Lots of organizations get stuck when it comes to understanding target markets. We all work hard to uncover who ours is. Then we kick back and rest easy in the knowledge that the work is done. We’ve defined them, personified them, and decided how to talk to them. High fives and time for a cocktail.

But then new babies are born. Markets shift and new markets appear on the regular, and you have to figure out how to talk to them, too. It’s exhausting. Today’s 20-year-olds have values and ideas that tomorrow’s 20-year-olds may not share. You can’t assume new audiences will grow into your message. Conversely, if your message changes to accommodate new audiences, you’ll alienate your tried-and-true loyalists. (This is particularly true in fields that must cast a wide net, such as alumni relations. Perhaps not so much of a concern for a business that markets exclusively to a narrower demographic.)

Anyway, back to developing new markets. How can a service or advocacy organization with one focused mission continue to engage with existing markets while developing new ones? Two ways: vision, and segmented campaigns.

Vision, because this type of thinking involves planning for the future. Asking questions like, “Who will our audience be in 10 years, and how will they think?” “How do we capture the next generation of customers?” “What would our perfect customer look like in a decade?” We often find these 10-year questions terrify clients. Few have thought that far in advance. I get it. Sometimes today’s hot mess is scary enough. Who’s got time to look past next week’s explosion?

But it’s a task you should not avoid. And once you’ve done the vision work to articulate your audience-to-be, it’s time to talk to them. Consider a campaign dedicated to your emerging market—building affinity and loyalty from the very beginning, or even prior to their decision-making process. This probably means a new tone of voice and call to action. And it likely means new marketing channels as well. (Let’s face it, you don’t want to find content made for you peppered amongst content made for your mom.)

Dedicated, segmented campaigns can be immensely successful. They allow you to focus, to speak deeply to an audience, and to build a relationship that can grow. Consider it once you’ve faced those 10-year questions.

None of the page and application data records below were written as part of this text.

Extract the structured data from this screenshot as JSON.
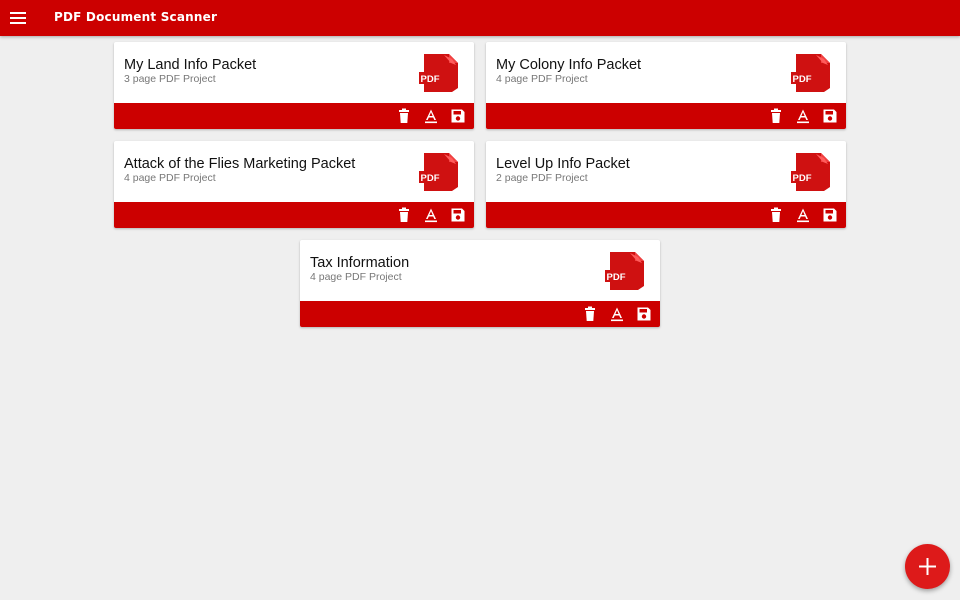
{
  "app": {
    "title": "PDF Document Scanner",
    "accent_color": "#cc0000"
  },
  "projects": [
    {
      "title": "My Land Info Packet",
      "subtitle": "3 page PDF Project",
      "icon": "pdf-file-icon"
    },
    {
      "title": "My Colony Info Packet",
      "subtitle": "4 page PDF Project",
      "icon": "pdf-file-icon"
    },
    {
      "title": "Attack of the Flies Marketing Packet",
      "subtitle": "4 page PDF Project",
      "icon": "pdf-file-icon"
    },
    {
      "title": "Level Up Info Packet",
      "subtitle": "2 page PDF Project",
      "icon": "pdf-file-icon"
    },
    {
      "title": "Tax Information",
      "subtitle": "4 page PDF Project",
      "icon": "pdf-file-icon"
    }
  ],
  "card_actions": [
    "trash-icon",
    "rename-icon",
    "save-icon"
  ],
  "pdf_icon_label": "PDF",
  "fab": {
    "icon": "plus-icon"
  }
}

If the thought sends you reeling, maybe look at it from a different angle. Look at it as insurance.